**WORK REQUIRED:** Before you return the lines below, strip out any images and keep every word as written.

◆ ◆ ◆

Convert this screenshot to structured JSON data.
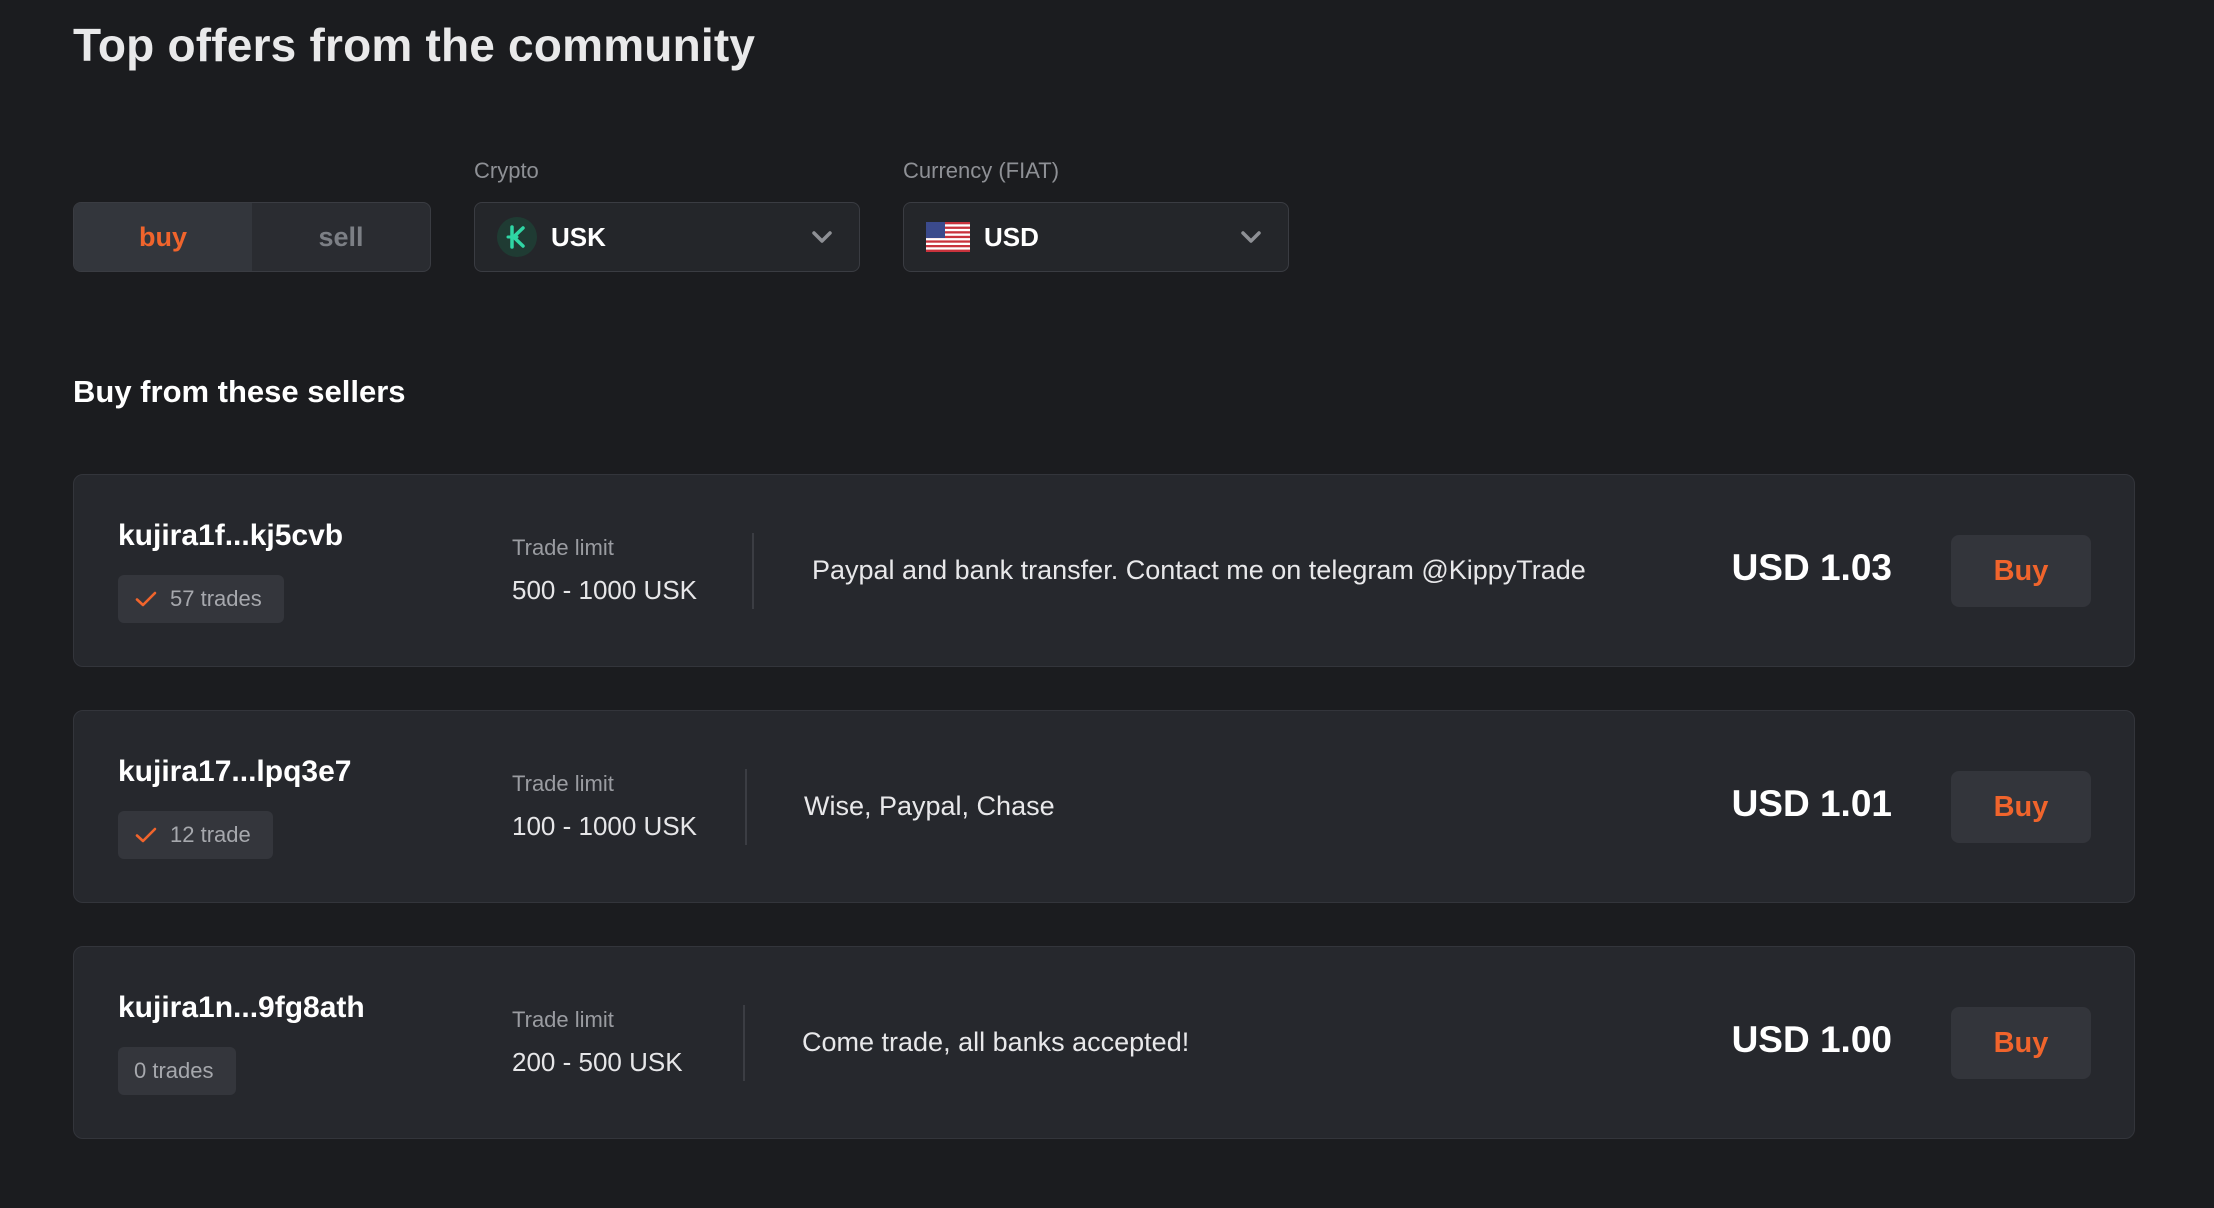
{
  "page": {
    "title": "Top offers from the community"
  },
  "filters": {
    "mode": {
      "buy_label": "buy",
      "sell_label": "sell",
      "active": "buy"
    },
    "crypto": {
      "label": "Crypto",
      "value": "USK",
      "icon": "usk-coin-icon"
    },
    "fiat": {
      "label": "Currency (FIAT)",
      "value": "USD",
      "icon": "us-flag-icon"
    }
  },
  "section": {
    "title": "Buy from these sellers"
  },
  "offers": [
    {
      "seller": "kujira1f...kj5cvb",
      "trades": "57 trades",
      "verified": true,
      "trade_limit_label": "Trade limit",
      "trade_limit": "500 - 1000 USK",
      "description": "Paypal and bank transfer. Contact me on telegram @KippyTrade",
      "price": "USD 1.03",
      "button": "Buy"
    },
    {
      "seller": "kujira17...lpq3e7",
      "trades": "12 trade",
      "verified": true,
      "trade_limit_label": "Trade limit",
      "trade_limit": "100 - 1000 USK",
      "description": "Wise, Paypal, Chase",
      "price": "USD 1.01",
      "button": "Buy"
    },
    {
      "seller": "kujira1n...9fg8ath",
      "trades": "0 trades",
      "verified": false,
      "trade_limit_label": "Trade limit",
      "trade_limit": "200 - 500 USK",
      "description": "Come trade, all banks accepted!",
      "price": "USD 1.00",
      "button": "Buy"
    }
  ],
  "colors": {
    "background": "#1b1c1f",
    "card": "#26282d",
    "accent": "#f0642c",
    "usk_green": "#2fd6a4"
  }
}
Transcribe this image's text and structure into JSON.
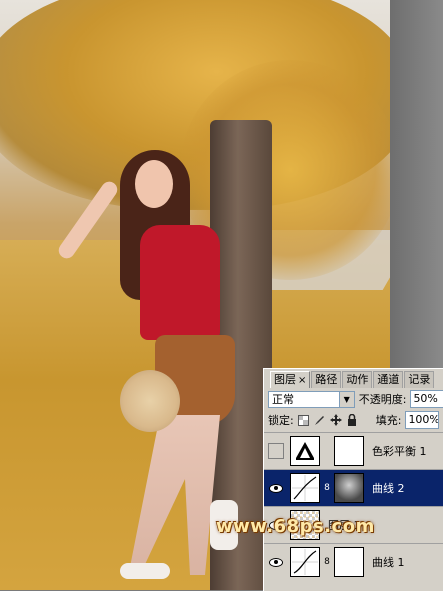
{
  "watermark": {
    "text": "www.68ps.com"
  },
  "panel": {
    "tabs": [
      {
        "label": "图层",
        "close": "×"
      },
      {
        "label": "路径"
      },
      {
        "label": "动作"
      },
      {
        "label": "通道"
      },
      {
        "label": "记录"
      }
    ],
    "blend_mode": "正常",
    "opacity_label": "不透明度:",
    "opacity_value": "50%",
    "lock_label": "锁定:",
    "fill_label": "填充:",
    "fill_value": "100%",
    "lock_icons": [
      "lock-transparent-icon",
      "lock-brush-icon",
      "lock-move-icon",
      "lock-all-icon"
    ],
    "layers": [
      {
        "name": "色彩平衡 1",
        "visible": false,
        "selected": false,
        "thumb": "color-balance-icon"
      },
      {
        "name": "曲线 2",
        "visible": true,
        "selected": true,
        "thumb": "curves-icon"
      },
      {
        "name": "图层 1",
        "visible": true,
        "selected": false,
        "thumb": "layer-pixel-thumbnail"
      },
      {
        "name": "曲线 1",
        "visible": true,
        "selected": false,
        "thumb": "curves-icon"
      }
    ]
  },
  "colors": {
    "selected_layer": "#0a246a",
    "panel_bg": "#d4d0c8",
    "watermark": "#ffe9a8"
  }
}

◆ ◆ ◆

**REPLY:**
Convert this screenshot to structured JSON data.
{
  "page": {
    "title": "Top offers from the community"
  },
  "filters": {
    "mode": {
      "buy_label": "buy",
      "sell_label": "sell",
      "active": "buy"
    },
    "crypto": {
      "label": "Crypto",
      "value": "USK",
      "icon": "usk-coin-icon"
    },
    "fiat": {
      "label": "Currency (FIAT)",
      "value": "USD",
      "icon": "us-flag-icon"
    }
  },
  "section": {
    "title": "Buy from these sellers"
  },
  "offers": [
    {
      "seller": "kujira1f...kj5cvb",
      "trades": "57 trades",
      "verified": true,
      "trade_limit_label": "Trade limit",
      "trade_limit": "500 - 1000 USK",
      "description": "Paypal and bank transfer. Contact me on telegram @KippyTrade",
      "price": "USD 1.03",
      "button": "Buy"
    },
    {
      "seller": "kujira17...lpq3e7",
      "trades": "12 trade",
      "verified": true,
      "trade_limit_label": "Trade limit",
      "trade_limit": "100 - 1000 USK",
      "description": "Wise, Paypal, Chase",
      "price": "USD 1.01",
      "button": "Buy"
    },
    {
      "seller": "kujira1n...9fg8ath",
      "trades": "0 trades",
      "verified": false,
      "trade_limit_label": "Trade limit",
      "trade_limit": "200 - 500 USK",
      "description": "Come trade, all banks accepted!",
      "price": "USD 1.00",
      "button": "Buy"
    }
  ],
  "colors": {
    "background": "#1b1c1f",
    "card": "#26282d",
    "accent": "#f0642c",
    "usk_green": "#2fd6a4"
  }
}
Transcribe this image's text and structure into JSON.
{
  "watermark": {
    "text": "www.68ps.com"
  },
  "panel": {
    "tabs": [
      {
        "label": "图层",
        "close": "×"
      },
      {
        "label": "路径"
      },
      {
        "label": "动作"
      },
      {
        "label": "通道"
      },
      {
        "label": "记录"
      }
    ],
    "blend_mode": "正常",
    "opacity_label": "不透明度:",
    "opacity_value": "50%",
    "lock_label": "锁定:",
    "fill_label": "填充:",
    "fill_value": "100%",
    "lock_icons": [
      "lock-transparent-icon",
      "lock-brush-icon",
      "lock-move-icon",
      "lock-all-icon"
    ],
    "layers": [
      {
        "name": "色彩平衡 1",
        "visible": false,
        "selected": false,
        "thumb": "color-balance-icon"
      },
      {
        "name": "曲线 2",
        "visible": true,
        "selected": true,
        "thumb": "curves-icon"
      },
      {
        "name": "图层 1",
        "visible": true,
        "selected": false,
        "thumb": "layer-pixel-thumbnail"
      },
      {
        "name": "曲线 1",
        "visible": true,
        "selected": false,
        "thumb": "curves-icon"
      }
    ]
  },
  "colors": {
    "selected_layer": "#0a246a",
    "panel_bg": "#d4d0c8",
    "watermark": "#ffe9a8"
  }
}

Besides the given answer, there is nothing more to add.